- Turn dough out onto a well-floured counter and roll the dough into a 20-by-12-inch rectangle, making sure it doesn’t stick to the counter by lifting sections and re-flouring the counter as needed. Brush the butter-mustard-Worcestershire mixture evenly over the whole surface, right up to the edges. Cut the dough crosswise into 5 strips; each should be 12-by-4 inches. Sprinkle the first one evenly with a heaping 1/4 cup of the grated cheese (which is now fine to leave out at room temperature). Gently place another strip on top of it, coat it with another heaping 1/4 cup of cheese, and repeat with remaining strips until they are stacked 5-high and all of the cheese is used.
- With your very sharpest serrated knife, gently — so gently! The lightest sawing motions the weight of the blade will allow! — cut your stack into 6 to 7 2-inch segments (each stacked segment should be 4-by-2 inches). I say 6 to 7 range because while your 12-inch length should clearly yield only 6 2-inch segments, I find that the soft dough stretches so much when you lift and stack it that I end up with 7. Either amount will fit; this is totally not something to fret over.
- Arrange stacks of dough down the length of your prepared loaf pan as if filling a card catalog drawer. I make this easier by standing my loaf pan up on its short end to make the next part easier. If, when you finish filing all of your dough stacks, you ended up with less than needed for the dough “cards” to reach the end of the pan, when you return the pan to rest flat on the counter again, just shimmy it a little so the dough centers. It will all even out in the final rise/oven. If you ended up with toomany dough cards, before you add the last stack, simply press gently on the dough already filed to make room for it.
- Loosely cover the pan with more plastic wrap and set it aside to rise again for 30 to 45 more minutes. Meanwhile, preheat your oven to 350 degrees.
- Bake loaf for 25 to 35 minutes, until puffed and brown. Transfer it to a wire rack and let it cool for 5 minutes before flipping it out onto a serving plate/cutting board. Serve warm with cold beer.

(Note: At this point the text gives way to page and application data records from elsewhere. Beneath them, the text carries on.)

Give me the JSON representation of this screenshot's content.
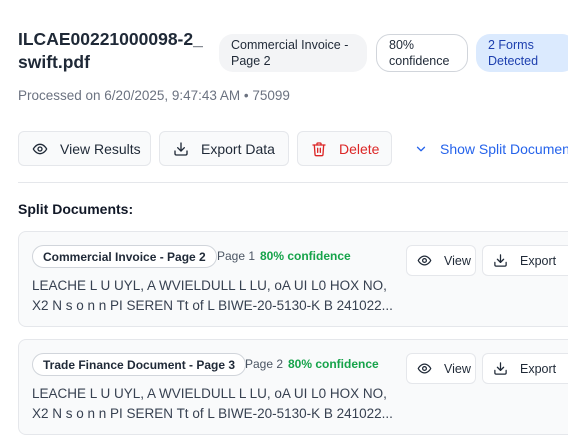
{
  "file": {
    "name": "ILCAE00221000098-2_swift.pdf",
    "processed": "Processed on 6/20/2025, 9:47:43 AM • 75099"
  },
  "badges": {
    "type": "Commercial Invoice - Page 2",
    "confidence": "80% confidence",
    "forms": "2 Forms Detected"
  },
  "toolbar": {
    "view_label": "View Results",
    "export_label": "Export Data",
    "delete_label": "Delete",
    "split_label": "Show Split Documents"
  },
  "split": {
    "title": "Split Documents:",
    "documents": [
      {
        "type": "Commercial Invoice - Page 2",
        "page": "Page 1",
        "confidence": "80% confidence",
        "text": "LEACHE L U UYL, A WVIELDULL L LU, oA UI L0 HOX NO, X2 N s o n n PI SEREN Tt of L BIWE-20-5130-K B 241022...",
        "view_label": "View",
        "export_label": "Export"
      },
      {
        "type": "Trade Finance Document - Page 3",
        "page": "Page 2",
        "confidence": "80% confidence",
        "text": "LEACHE L U UYL, A WVIELDULL L LU, oA UI L0 HOX NO, X2 N s o n n PI SEREN Tt of L BIWE-20-5130-K B 241022...",
        "view_label": "View",
        "export_label": "Export"
      }
    ]
  },
  "colors": {
    "accent": "#2563eb",
    "danger": "#dc2626",
    "success": "#16a34a",
    "badge_blue_bg": "#dbeafe"
  },
  "icons": [
    "eye-icon",
    "download-icon",
    "trash-icon",
    "chevron-down-icon"
  ]
}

- Loaf “pulls” apart the easiest when it is hot or warm. If it has cooled beyond the point that the layers wish to easily separate, simply serve it in thin slices. Wrap leftovers in plastic and keep at room temperature for a day. I bet the leftovers would be fantastic reheated with scrambled eggs.